§ **Your assignment**: Where a line of the data below has the string "more", copy that line.

App and web page records

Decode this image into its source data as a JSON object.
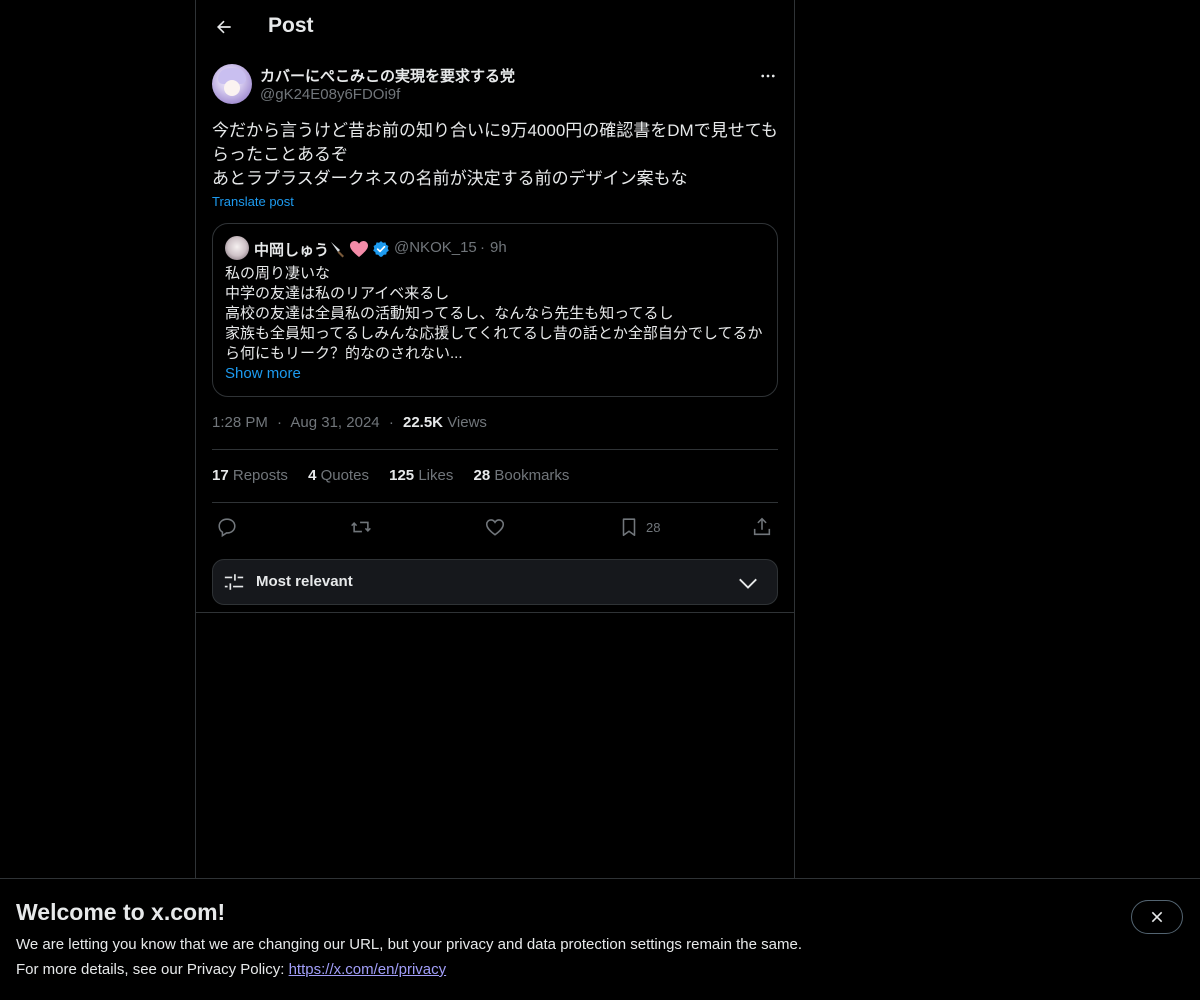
{
  "header": {
    "title": "Post"
  },
  "author": {
    "display_name": "カバーにぺこみこの実現を要求する党",
    "handle": "@gK24E08y6FDOi9f"
  },
  "tweet": {
    "lines": [
      "今だから言うけど昔お前の知り合いに9万4000円の確認書をDMで見せてもらったことあるぞ",
      "あとラプラスダークネスの名前が決定する前のデザイン案もな"
    ],
    "translate_label": "Translate post"
  },
  "quote": {
    "name": "中岡しゅう",
    "emoji_icons": [
      "knife-icon",
      "pink-heart-icon"
    ],
    "handle": "@NKOK_15",
    "dot": "·",
    "time": "9h",
    "lines": [
      "私の周り凄いな",
      "中学の友達は私のリアイベ来るし",
      "高校の友達は全員私の活動知ってるし、なんなら先生も知ってるし",
      "家族も全員知ってるしみんな応援してくれてるし昔の話とか全部自分でしてるから何にもリーク？的なのされない..."
    ],
    "show_more": "Show more"
  },
  "meta": {
    "time": "1:28 PM",
    "dot": "·",
    "date": "Aug 31, 2024",
    "views_count": "22.5K",
    "views_label": "Views"
  },
  "stats": {
    "reposts_count": "17",
    "reposts_label": "Reposts",
    "quotes_count": "4",
    "quotes_label": "Quotes",
    "likes_count": "125",
    "likes_label": "Likes",
    "bookmarks_count": "28",
    "bookmarks_label": "Bookmarks"
  },
  "actions": {
    "bookmark_count": "28"
  },
  "sort": {
    "label": "Most relevant"
  },
  "banner": {
    "title": "Welcome to x.com!",
    "line1": "We are letting you know that we are changing our URL, but your privacy and data protection settings remain the same.",
    "line2_prefix": "For more details, see our Privacy Policy: ",
    "link": "https://x.com/en/privacy"
  },
  "colors": {
    "background": "#000000",
    "text": "#e7e9ea",
    "secondary": "#71767b",
    "accent": "#1d9bf0",
    "border": "#2f3336",
    "link": "#a19ef8"
  }
}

§ **Exercise output**:
    "show_more": "Show more"
    "line2_prefix": "For more details, see our Privacy Policy: ",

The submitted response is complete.